You wouldn’t want to use Office Web Apps instead of a full desktop version given the choice but they’ll be great when you’re away from your home computer. And it is Microsoft’s first direct take at Google Docs.
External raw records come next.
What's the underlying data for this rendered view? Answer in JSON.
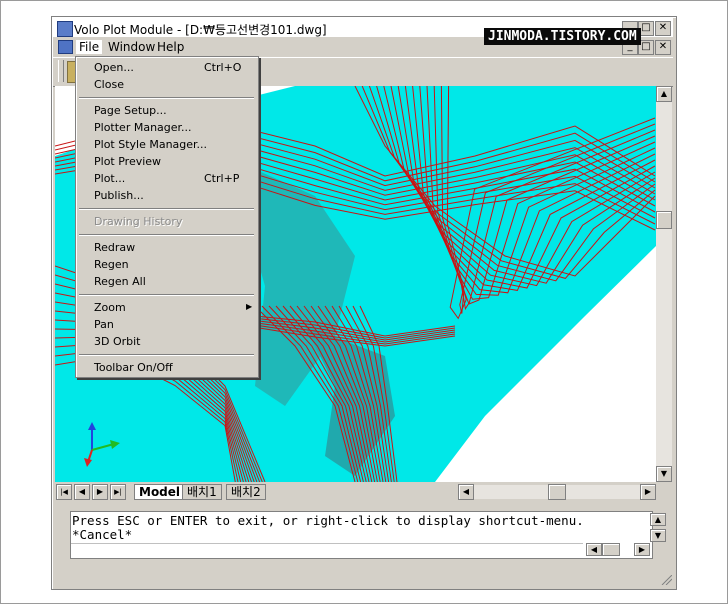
{
  "window": {
    "title": "Volo Plot Module - [D:₩등고선변경101.dwg]",
    "minimize_glyph": "_",
    "maximize_glyph": "□",
    "close_glyph": "✕"
  },
  "watermark": "JINMODA.TISTORY.COM",
  "menubar": {
    "items": [
      {
        "label": "File",
        "active": true
      },
      {
        "label": "Window"
      },
      {
        "label": "Help"
      }
    ]
  },
  "file_menu": {
    "items": [
      {
        "label": "Open...",
        "shortcut": "Ctrl+O"
      },
      {
        "label": "Close"
      },
      {
        "label": "Page Setup..."
      },
      {
        "label": "Plotter Manager..."
      },
      {
        "label": "Plot Style Manager..."
      },
      {
        "label": "Plot Preview"
      },
      {
        "label": "Plot...",
        "shortcut": "Ctrl+P"
      },
      {
        "label": "Publish..."
      },
      {
        "label": "Drawing History",
        "disabled": true
      },
      {
        "label": "Redraw"
      },
      {
        "label": "Regen"
      },
      {
        "label": "Regen All"
      },
      {
        "label": "Zoom",
        "submenu": true
      },
      {
        "label": "Pan"
      },
      {
        "label": "3D Orbit"
      },
      {
        "label": "Toolbar On/Off"
      }
    ]
  },
  "layout_tabs": {
    "nav_glyphs": [
      "|◀",
      "◀",
      "▶",
      "▶|"
    ],
    "tabs": [
      {
        "label": "Model",
        "active": true
      },
      {
        "label": "배치1"
      },
      {
        "label": "배치2"
      }
    ]
  },
  "command_line": {
    "lines": [
      "Press ESC or ENTER to exit, or right-click to display shortcut-menu.",
      "*Cancel*"
    ]
  },
  "colors": {
    "surface": "#00e8e8",
    "contour": "#c81414",
    "chrome": "#d4d0c8"
  }
}
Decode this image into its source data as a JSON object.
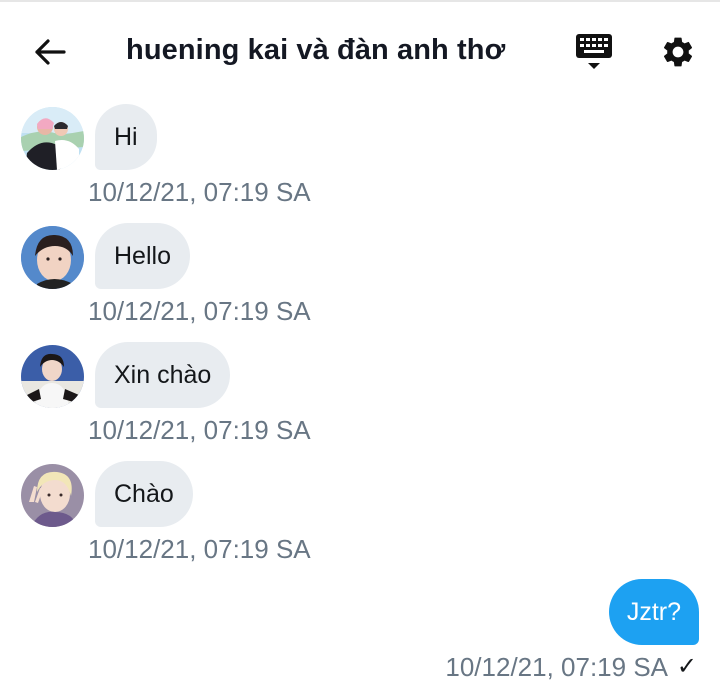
{
  "header": {
    "title": "huening kai và đàn anh thơ"
  },
  "messages": [
    {
      "text": "Hi",
      "time": "10/12/21, 07:19 SA"
    },
    {
      "text": "Hello",
      "time": "10/12/21, 07:19 SA"
    },
    {
      "text": "Xin chào",
      "time": "10/12/21, 07:19 SA"
    },
    {
      "text": "Chào",
      "time": "10/12/21, 07:19 SA"
    }
  ],
  "outgoing": {
    "text": "Jztr?",
    "time": "10/12/21, 07:19 SA",
    "status_mark": "✓"
  },
  "colors": {
    "accent": "#1da1f2",
    "incoming_bubble": "#e8ecf0",
    "timestamp": "#687684"
  }
}
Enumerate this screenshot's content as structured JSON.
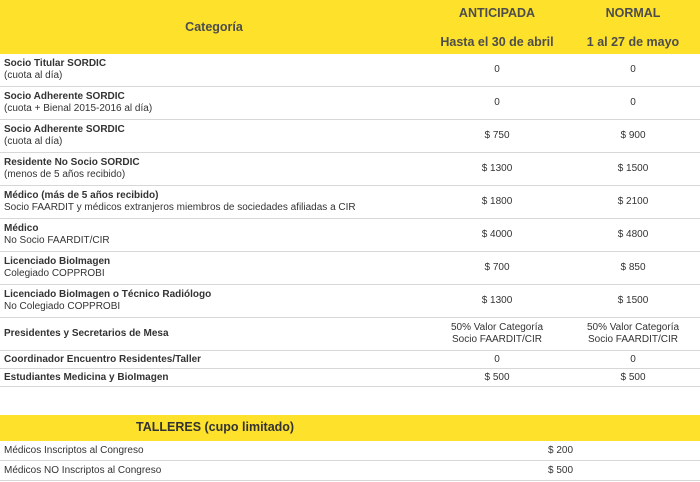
{
  "header": {
    "categoria": "Categoría",
    "anticipada": "ANTICIPADA",
    "anticipada_fecha": "Hasta el 30 de abril",
    "normal": "NORMAL",
    "normal_fecha": "1 al 27 de mayo"
  },
  "rows": [
    {
      "title": "Socio Titular SORDIC",
      "sub": "(cuota al día)",
      "anticipada": "0",
      "normal": "0"
    },
    {
      "title": "Socio Adherente SORDIC",
      "sub": "(cuota + Bienal 2015-2016 al día)",
      "anticipada": "0",
      "normal": "0"
    },
    {
      "title": "Socio Adherente SORDIC",
      "sub": "(cuota al día)",
      "anticipada": "$ 750",
      "normal": "$ 900"
    },
    {
      "title": "Residente No Socio SORDIC",
      "sub": "(menos de 5 años recibido)",
      "anticipada": "$ 1300",
      "normal": "$ 1500"
    },
    {
      "title": "Médico (más de 5 años recibido)",
      "sub": "Socio FAARDIT y médicos extranjeros miembros de sociedades afiliadas a CIR",
      "anticipada": "$ 1800",
      "normal": "$ 2100"
    },
    {
      "title": "Médico",
      "sub": "No Socio FAARDIT/CIR",
      "anticipada": "$ 4000",
      "normal": "$ 4800"
    },
    {
      "title": "Licenciado BioImagen",
      "sub": "Colegiado COPPROBI",
      "anticipada": "$ 700",
      "normal": "$ 850"
    },
    {
      "title": "Licenciado BioImagen o Técnico Radiólogo",
      "sub": "No Colegiado COPPROBI",
      "anticipada": "$ 1300",
      "normal": "$ 1500"
    },
    {
      "title": "Presidentes y Secretarios de Mesa",
      "anticipada_l1": "50% Valor Categoría",
      "anticipada_l2": "Socio FAARDIT/CIR",
      "normal_l1": "50% Valor Categoría",
      "normal_l2": "Socio FAARDIT/CIR"
    },
    {
      "title": "Coordinador Encuentro Residentes/Taller",
      "anticipada": "0",
      "normal": "0"
    },
    {
      "title": "Estudiantes Medicina y BioImagen",
      "anticipada": "$ 500",
      "normal": "$ 500"
    }
  ],
  "talleres": {
    "title": "TALLERES (cupo limitado)",
    "items": [
      {
        "label": "Médicos Inscriptos al Congreso",
        "price": "$ 200"
      },
      {
        "label": "Médicos NO Inscriptos al Congreso",
        "price": "$ 500"
      }
    ]
  },
  "colors": {
    "accent": "#fde12a",
    "border": "#d7d7d7"
  }
}
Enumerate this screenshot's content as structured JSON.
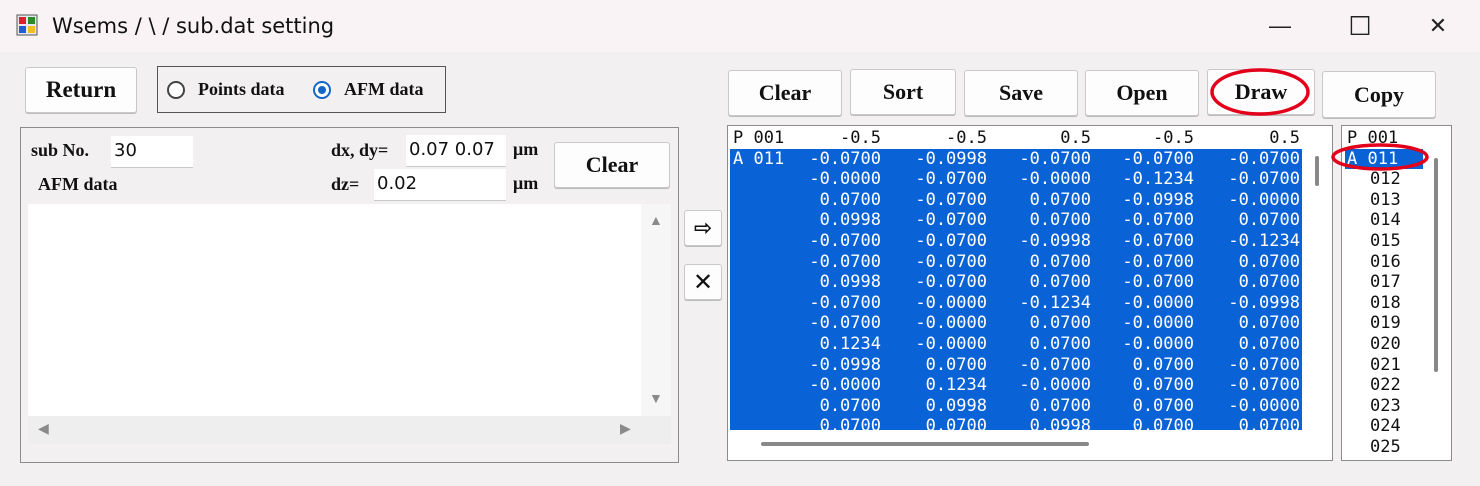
{
  "window": {
    "title": "Wsems / \\ / sub.dat setting",
    "minimize": "—",
    "maximize": "☐",
    "close": "✕"
  },
  "top_left": {
    "return_label": "Return",
    "radio_points": "Points data",
    "radio_afm": "AFM data",
    "selected": "AFM data"
  },
  "left_panel": {
    "sub_no_label": "sub No.",
    "sub_no_value": "30",
    "dxdy_label": "dx, dy=",
    "dxdy_value": "0.07 0.07",
    "dxdy_unit": "μm",
    "dz_label": "dz=",
    "dz_value": "0.02",
    "dz_unit": "μm",
    "afm_label": "AFM data",
    "clear_label": "Clear"
  },
  "arrow_buttons": {
    "transfer": "⇨",
    "delete": "✕"
  },
  "toolbar": {
    "clear": "Clear",
    "sort": "Sort",
    "save": "Save",
    "open": "Open",
    "draw": "Draw",
    "copy": "Copy"
  },
  "data_grid": {
    "header": {
      "prefix": "P 001",
      "cells": [
        "-0.5",
        "-0.5",
        "0.5",
        "-0.5",
        "0.5"
      ]
    },
    "rows": [
      {
        "prefix": "A 011",
        "cells": [
          "-0.0700",
          "-0.0998",
          "-0.0700",
          "-0.0700",
          "-0.0700"
        ]
      },
      {
        "prefix": "",
        "cells": [
          "-0.0000",
          "-0.0700",
          "-0.0000",
          "-0.1234",
          "-0.0700"
        ]
      },
      {
        "prefix": "",
        "cells": [
          "0.0700",
          "-0.0700",
          "0.0700",
          "-0.0998",
          "-0.0000"
        ]
      },
      {
        "prefix": "",
        "cells": [
          "0.0998",
          "-0.0700",
          "0.0700",
          "-0.0700",
          "0.0700"
        ]
      },
      {
        "prefix": "",
        "cells": [
          "-0.0700",
          "-0.0700",
          "-0.0998",
          "-0.0700",
          "-0.1234"
        ]
      },
      {
        "prefix": "",
        "cells": [
          "-0.0700",
          "-0.0700",
          "0.0700",
          "-0.0700",
          "0.0700"
        ]
      },
      {
        "prefix": "",
        "cells": [
          "0.0998",
          "-0.0700",
          "0.0700",
          "-0.0700",
          "0.0700"
        ]
      },
      {
        "prefix": "",
        "cells": [
          "-0.0700",
          "-0.0000",
          "-0.1234",
          "-0.0000",
          "-0.0998"
        ]
      },
      {
        "prefix": "",
        "cells": [
          "-0.0700",
          "-0.0000",
          "0.0700",
          "-0.0000",
          "0.0700"
        ]
      },
      {
        "prefix": "",
        "cells": [
          "0.1234",
          "-0.0000",
          "0.0700",
          "-0.0000",
          "0.0700"
        ]
      },
      {
        "prefix": "",
        "cells": [
          "-0.0998",
          "0.0700",
          "-0.0700",
          "0.0700",
          "-0.0700"
        ]
      },
      {
        "prefix": "",
        "cells": [
          "-0.0000",
          "0.1234",
          "-0.0000",
          "0.0700",
          "-0.0700"
        ]
      },
      {
        "prefix": "",
        "cells": [
          "0.0700",
          "0.0998",
          "0.0700",
          "0.0700",
          "-0.0000"
        ]
      },
      {
        "prefix": "",
        "cells": [
          "0.0700",
          "0.0700",
          "0.0998",
          "0.0700",
          "0.0700"
        ]
      }
    ]
  },
  "id_list": {
    "items": [
      "P 001",
      "A 011",
      "012",
      "013",
      "014",
      "015",
      "016",
      "017",
      "018",
      "019",
      "020",
      "021",
      "022",
      "023",
      "024",
      "025"
    ],
    "selected_index": 1
  },
  "colors": {
    "selection": "#0a63d6",
    "highlight_circle": "#e3001b"
  }
}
The big question with any new version of Microsoft Office is not “how good is it?”. It is rather “Is it so much better that you should upgrade?”. It appears that Microsoft has made extensive usability improvements across the entire Office suite. This version of Office adds some very useful new features, such as Paste- Preview, a standardized Office-wide reliance on the Ribbon, Backstage View, Office Web Apps, video-editing tools in PowerPoint and much improved email handling in Outlook. Even performance wise, it seems a big improvement on Office 2003, and slightly so on Office 2007 and doesn’t have significant problems. Generally, the interface feels more polished and everything more accessible. This version of Office might not wow you, but the improvements are solid. While most of the normal people can likely do without any of these latest additions, somewhere there’s one of you who has been dying for each one of them. If you are still stuck on Office 2003, we would suggest you definitely want to board the train and go the Office 2010 way. For those of you using Office 2007, we would suggest to stick to it unless there’s some new feature that you desperately want.